## Activity
Below you will find a set of lines. Repeat them all exactly.

## Extracted entries
-=-=-

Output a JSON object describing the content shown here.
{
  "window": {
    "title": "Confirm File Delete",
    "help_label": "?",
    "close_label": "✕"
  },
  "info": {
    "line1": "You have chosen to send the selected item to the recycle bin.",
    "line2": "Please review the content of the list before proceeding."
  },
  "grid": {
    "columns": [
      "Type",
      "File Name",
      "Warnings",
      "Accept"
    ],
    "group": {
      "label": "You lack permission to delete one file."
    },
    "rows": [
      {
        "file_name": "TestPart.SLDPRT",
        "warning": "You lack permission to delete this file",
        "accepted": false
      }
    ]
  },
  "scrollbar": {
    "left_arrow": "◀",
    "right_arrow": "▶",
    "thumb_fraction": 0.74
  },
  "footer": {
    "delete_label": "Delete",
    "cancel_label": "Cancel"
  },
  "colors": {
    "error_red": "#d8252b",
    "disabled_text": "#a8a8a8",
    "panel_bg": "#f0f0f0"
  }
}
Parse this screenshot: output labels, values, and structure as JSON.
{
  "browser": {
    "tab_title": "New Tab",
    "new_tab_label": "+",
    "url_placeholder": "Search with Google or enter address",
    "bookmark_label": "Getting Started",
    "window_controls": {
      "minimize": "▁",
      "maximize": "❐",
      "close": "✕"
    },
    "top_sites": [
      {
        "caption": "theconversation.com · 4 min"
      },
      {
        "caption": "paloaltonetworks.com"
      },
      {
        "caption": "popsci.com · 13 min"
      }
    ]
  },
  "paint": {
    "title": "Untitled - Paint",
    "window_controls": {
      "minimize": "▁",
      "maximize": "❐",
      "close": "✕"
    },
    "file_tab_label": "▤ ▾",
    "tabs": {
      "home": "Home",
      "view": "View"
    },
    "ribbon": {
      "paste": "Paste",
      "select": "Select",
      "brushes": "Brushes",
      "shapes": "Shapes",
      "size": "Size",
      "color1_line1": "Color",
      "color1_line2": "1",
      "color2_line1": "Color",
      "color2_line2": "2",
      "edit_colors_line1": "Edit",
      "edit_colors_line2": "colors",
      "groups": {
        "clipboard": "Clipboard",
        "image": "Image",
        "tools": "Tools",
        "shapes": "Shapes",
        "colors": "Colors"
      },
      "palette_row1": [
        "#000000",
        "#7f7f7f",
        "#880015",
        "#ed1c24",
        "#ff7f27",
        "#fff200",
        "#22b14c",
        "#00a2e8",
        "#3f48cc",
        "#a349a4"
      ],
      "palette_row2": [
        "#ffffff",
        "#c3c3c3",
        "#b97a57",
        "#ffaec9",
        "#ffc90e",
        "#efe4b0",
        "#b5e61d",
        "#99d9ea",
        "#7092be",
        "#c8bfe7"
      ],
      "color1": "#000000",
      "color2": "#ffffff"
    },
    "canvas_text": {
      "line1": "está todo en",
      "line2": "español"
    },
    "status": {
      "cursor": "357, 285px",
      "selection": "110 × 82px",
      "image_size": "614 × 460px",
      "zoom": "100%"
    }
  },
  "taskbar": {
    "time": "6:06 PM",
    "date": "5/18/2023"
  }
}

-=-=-

## Solution
Output a JSON object describing the content shown here.
{
  "window": {
    "title": "Confirm File Delete",
    "help_label": "?",
    "close_label": "✕"
  },
  "info": {
    "line1": "You have chosen to send the selected item to the recycle bin.",
    "line2": "Please review the content of the list before proceeding."
  },
  "grid": {
    "columns": [
      "Type",
      "File Name",
      "Warnings",
      "Accept"
    ],
    "group": {
      "label": "You lack permission to delete one file."
    },
    "rows": [
      {
        "file_name": "TestPart.SLDPRT",
        "warning": "You lack permission to delete this file",
        "accepted": false
      }
    ]
  },
  "scrollbar": {
    "left_arrow": "◀",
    "right_arrow": "▶",
    "thumb_fraction": 0.74
  },
  "footer": {
    "delete_label": "Delete",
    "cancel_label": "Cancel"
  },
  "colors": {
    "error_red": "#d8252b",
    "disabled_text": "#a8a8a8",
    "panel_bg": "#f0f0f0"
  }
}
Parse this screenshot: output labels, values, and structure as JSON.
{
  "browser": {
    "tab_title": "New Tab",
    "new_tab_label": "+",
    "url_placeholder": "Search with Google or enter address",
    "bookmark_label": "Getting Started",
    "window_controls": {
      "minimize": "▁",
      "maximize": "❐",
      "close": "✕"
    },
    "top_sites": [
      {
        "caption": "theconversation.com · 4 min"
      },
      {
        "caption": "paloaltonetworks.com"
      },
      {
        "caption": "popsci.com · 13 min"
      }
    ]
  },
  "paint": {
    "title": "Untitled - Paint",
    "window_controls": {
      "minimize": "▁",
      "maximize": "❐",
      "close": "✕"
    },
    "file_tab_label": "▤ ▾",
    "tabs": {
      "home": "Home",
      "view": "View"
    },
    "ribbon": {
      "paste": "Paste",
      "select": "Select",
      "brushes": "Brushes",
      "shapes": "Shapes",
      "size": "Size",
      "color1_line1": "Color",
      "color1_line2": "1",
      "color2_line1": "Color",
      "color2_line2": "2",
      "edit_colors_line1": "Edit",
      "edit_colors_line2": "colors",
      "groups": {
        "clipboard": "Clipboard",
        "image": "Image",
        "tools": "Tools",
        "shapes": "Shapes",
        "colors": "Colors"
      },
      "palette_row1": [
        "#000000",
        "#7f7f7f",
        "#880015",
        "#ed1c24",
        "#ff7f27",
        "#fff200",
        "#22b14c",
        "#00a2e8",
        "#3f48cc",
        "#a349a4"
      ],
      "palette_row2": [
        "#ffffff",
        "#c3c3c3",
        "#b97a57",
        "#ffaec9",
        "#ffc90e",
        "#efe4b0",
        "#b5e61d",
        "#99d9ea",
        "#7092be",
        "#c8bfe7"
      ],
      "color1": "#000000",
      "color2": "#ffffff"
    },
    "canvas_text": {
      "line1": "está todo en",
      "line2": "español"
    },
    "status": {
      "cursor": "357, 285px",
      "selection": "110 × 82px",
      "image_size": "614 × 460px",
      "zoom": "100%"
    }
  },
  "taskbar": {
    "time": "6:06 PM",
    "date": "5/18/2023"
  }
}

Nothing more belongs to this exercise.